# Instructions to follow
Search the records below for the word "text", then return every line where it appears.

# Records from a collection
=======

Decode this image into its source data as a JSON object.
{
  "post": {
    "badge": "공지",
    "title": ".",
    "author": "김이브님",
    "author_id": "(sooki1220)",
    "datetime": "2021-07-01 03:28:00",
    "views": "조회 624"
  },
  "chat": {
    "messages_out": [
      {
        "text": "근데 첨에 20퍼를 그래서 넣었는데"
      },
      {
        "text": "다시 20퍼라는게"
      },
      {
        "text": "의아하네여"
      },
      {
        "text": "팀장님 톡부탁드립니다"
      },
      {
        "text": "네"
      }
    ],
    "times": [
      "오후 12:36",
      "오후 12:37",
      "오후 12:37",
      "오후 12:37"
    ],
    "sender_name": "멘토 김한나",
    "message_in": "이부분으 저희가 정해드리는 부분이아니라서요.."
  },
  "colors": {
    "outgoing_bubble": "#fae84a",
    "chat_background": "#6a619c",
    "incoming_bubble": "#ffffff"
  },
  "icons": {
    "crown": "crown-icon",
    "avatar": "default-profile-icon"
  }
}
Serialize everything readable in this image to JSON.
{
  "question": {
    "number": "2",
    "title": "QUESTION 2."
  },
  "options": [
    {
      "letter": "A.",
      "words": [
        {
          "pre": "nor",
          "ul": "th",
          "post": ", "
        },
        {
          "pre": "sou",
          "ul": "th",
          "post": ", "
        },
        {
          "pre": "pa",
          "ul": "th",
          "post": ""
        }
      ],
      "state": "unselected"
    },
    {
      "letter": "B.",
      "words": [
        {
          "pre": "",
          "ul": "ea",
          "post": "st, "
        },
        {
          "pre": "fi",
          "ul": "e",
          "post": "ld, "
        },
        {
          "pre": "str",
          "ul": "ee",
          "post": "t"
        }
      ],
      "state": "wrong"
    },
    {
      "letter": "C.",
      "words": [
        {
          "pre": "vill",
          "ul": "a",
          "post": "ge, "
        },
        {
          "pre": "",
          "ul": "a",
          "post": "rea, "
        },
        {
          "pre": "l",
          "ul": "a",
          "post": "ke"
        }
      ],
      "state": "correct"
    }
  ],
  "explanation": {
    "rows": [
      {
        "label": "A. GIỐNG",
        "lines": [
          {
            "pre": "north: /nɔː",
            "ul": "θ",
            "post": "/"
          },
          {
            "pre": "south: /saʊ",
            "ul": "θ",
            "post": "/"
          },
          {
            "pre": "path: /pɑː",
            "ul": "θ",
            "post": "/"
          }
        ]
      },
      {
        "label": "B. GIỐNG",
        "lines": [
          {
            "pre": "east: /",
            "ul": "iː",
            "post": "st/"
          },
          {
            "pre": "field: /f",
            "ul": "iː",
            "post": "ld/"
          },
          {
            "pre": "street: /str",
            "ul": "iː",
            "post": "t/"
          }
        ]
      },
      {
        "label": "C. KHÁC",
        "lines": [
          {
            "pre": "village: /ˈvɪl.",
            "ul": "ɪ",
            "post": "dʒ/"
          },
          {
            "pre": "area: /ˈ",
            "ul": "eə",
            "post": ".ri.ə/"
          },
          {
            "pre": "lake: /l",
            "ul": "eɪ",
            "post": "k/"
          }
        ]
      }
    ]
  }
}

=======

# Worked solution
        "text": "근데 첨에 20퍼를 그래서 넣었는데"
        "text": "다시 20퍼라는게"
        "text": "의아하네여"
        "text": "팀장님 톡부탁드립니다"
        "text": "네"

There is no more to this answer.